“What about that museum that just opened up? I could actually put my degree to some use.” He said very unconvincingly. “Europe? We could go to Europe for a year. Matt said if I ever went backpacking over there to call him up.” Although he missed the usual company of his friend, in a way, he was happy that Matthew had left. After all, if he stuck around here they would have had to fight over who got to keep Bear. They had her for three years. Two of those years were spent in a student house just off campus. When the older housemates moved on they had to leave their beloved dog behind. The young man had worried much of his senior year over the future fate of Bear. When Matthew said he was going to study abroad it was a bittersweet relief.
“We could go tree planting out West. I know a couple of people at UBC we might be able to stay with for a while.” He tossed around some more ideas in his head. This made him fidgety. He reached around for a stoking stick and prodded the fire a little bit. A tiny piece of paper floated out and landed by his feet. He patted it down and then attempted to make out the scripture bordered by a rough, charcoal-black frame. It read:

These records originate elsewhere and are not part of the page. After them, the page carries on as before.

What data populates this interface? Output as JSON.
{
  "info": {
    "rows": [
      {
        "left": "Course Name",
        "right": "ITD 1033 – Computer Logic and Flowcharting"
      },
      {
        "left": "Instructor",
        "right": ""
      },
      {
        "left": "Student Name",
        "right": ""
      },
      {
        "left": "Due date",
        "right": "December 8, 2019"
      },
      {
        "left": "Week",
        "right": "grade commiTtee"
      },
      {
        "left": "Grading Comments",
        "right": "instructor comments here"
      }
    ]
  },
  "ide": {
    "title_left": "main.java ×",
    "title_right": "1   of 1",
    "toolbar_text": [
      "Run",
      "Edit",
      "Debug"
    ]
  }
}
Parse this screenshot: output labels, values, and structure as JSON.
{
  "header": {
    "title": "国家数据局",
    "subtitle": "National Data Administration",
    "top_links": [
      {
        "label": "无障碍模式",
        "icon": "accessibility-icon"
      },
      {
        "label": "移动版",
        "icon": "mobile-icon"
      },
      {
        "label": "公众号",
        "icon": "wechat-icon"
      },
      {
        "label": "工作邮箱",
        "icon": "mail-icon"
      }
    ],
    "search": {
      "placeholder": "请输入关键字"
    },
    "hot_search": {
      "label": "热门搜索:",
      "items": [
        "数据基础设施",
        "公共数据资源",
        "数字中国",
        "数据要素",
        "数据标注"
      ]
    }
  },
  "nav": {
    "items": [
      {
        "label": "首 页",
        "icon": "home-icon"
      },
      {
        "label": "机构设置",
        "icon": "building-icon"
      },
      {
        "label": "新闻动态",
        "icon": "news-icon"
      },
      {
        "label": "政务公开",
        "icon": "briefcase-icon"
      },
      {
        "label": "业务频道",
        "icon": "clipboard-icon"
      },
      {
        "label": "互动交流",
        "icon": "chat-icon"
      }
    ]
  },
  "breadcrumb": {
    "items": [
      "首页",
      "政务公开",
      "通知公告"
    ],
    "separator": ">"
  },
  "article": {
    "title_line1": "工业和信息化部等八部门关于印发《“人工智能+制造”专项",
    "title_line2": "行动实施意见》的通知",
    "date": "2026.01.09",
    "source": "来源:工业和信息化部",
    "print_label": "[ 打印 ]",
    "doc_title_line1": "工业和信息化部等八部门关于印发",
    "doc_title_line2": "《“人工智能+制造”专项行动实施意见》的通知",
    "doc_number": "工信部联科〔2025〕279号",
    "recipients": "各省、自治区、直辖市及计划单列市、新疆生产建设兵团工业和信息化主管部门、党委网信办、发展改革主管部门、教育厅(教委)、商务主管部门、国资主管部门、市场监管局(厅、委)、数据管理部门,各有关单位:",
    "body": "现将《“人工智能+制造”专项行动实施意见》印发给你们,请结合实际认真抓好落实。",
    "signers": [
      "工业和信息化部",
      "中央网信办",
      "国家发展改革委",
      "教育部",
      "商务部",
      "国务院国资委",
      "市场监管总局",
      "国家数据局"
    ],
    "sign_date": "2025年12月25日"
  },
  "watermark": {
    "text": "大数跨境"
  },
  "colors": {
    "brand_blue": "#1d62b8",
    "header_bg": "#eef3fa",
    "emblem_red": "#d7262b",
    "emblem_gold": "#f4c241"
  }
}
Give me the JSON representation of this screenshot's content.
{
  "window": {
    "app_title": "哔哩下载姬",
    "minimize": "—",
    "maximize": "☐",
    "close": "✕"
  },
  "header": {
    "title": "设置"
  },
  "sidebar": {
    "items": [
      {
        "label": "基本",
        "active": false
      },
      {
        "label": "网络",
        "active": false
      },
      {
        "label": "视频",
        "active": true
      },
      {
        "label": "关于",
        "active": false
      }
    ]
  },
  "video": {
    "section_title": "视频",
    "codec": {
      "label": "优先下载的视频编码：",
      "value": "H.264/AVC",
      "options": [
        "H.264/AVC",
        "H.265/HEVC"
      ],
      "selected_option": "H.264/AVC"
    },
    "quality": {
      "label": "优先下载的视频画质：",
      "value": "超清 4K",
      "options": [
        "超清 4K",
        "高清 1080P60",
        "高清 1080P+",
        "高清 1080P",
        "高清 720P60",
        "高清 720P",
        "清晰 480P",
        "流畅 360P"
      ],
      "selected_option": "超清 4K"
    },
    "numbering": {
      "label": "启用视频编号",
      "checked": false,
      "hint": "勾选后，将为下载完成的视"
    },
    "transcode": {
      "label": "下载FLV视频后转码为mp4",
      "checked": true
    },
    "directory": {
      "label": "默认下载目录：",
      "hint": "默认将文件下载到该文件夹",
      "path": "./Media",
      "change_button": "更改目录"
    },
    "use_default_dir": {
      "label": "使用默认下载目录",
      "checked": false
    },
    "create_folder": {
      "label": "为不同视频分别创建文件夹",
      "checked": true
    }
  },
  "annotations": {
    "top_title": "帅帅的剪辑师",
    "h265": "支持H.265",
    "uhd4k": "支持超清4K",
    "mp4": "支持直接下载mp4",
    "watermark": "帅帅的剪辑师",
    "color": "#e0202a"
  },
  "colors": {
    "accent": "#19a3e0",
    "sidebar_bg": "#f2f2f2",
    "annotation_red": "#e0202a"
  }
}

7 “Ask, and it will be given to you; search, and you will find; knock, and the door will be opened for you. 8 For everyone who asks receives, and everyone who searches finds, and for everyone who knocks, the door will be opened. 9 Is there anyone among you wh…
The flames had engulfed the rest of the print. This paragraph alone survived the scorching wrath of one of man’s oldest marvels. A look of bewilderment drooped over the man’s unshaven but otherwise youthful face. After he had memorized the small patch of ground surrounding his heels he lifted his head and gazed deep into the fire. Had it any more words of wisdom? Its monotonous crackling seemed to answer no. Bear sensed her friend’s discomfort and curled up against his right hip. His resulting crooked grin favoured this side ever so slightly.
The sun had now completely set. The only thing that fought off the surrounding dark was the seemingly supernatural light source, which had an estimated hour of life left. He pulled out Old Yeller, and read aloud until the words merged together on the page. He crawled into the low-lying shelter and moulded his long, flexible body into a disfigured S-shape. Through the triangular window at the foot end of the shelter he could just make out the silhouette of his dog. She usually didn’t come into the shelter until after he was asleep. On this particular night, that seemed to take an inordinate amount of time. His eyelids were light and his mind was heavy. He tried to concentrate on the song of what must have been a million crickets. What started out as a staccato pulse had quickly evolved into a steady tone. If he had a watch it would have read 2 a.m.
Gradually, the hectic chatter finally turned into a serene melody. The ever-cooling touch of the sand sedated the sleep-deprived man. Much to the delight of his canine companion he drifted off into a deep slumber.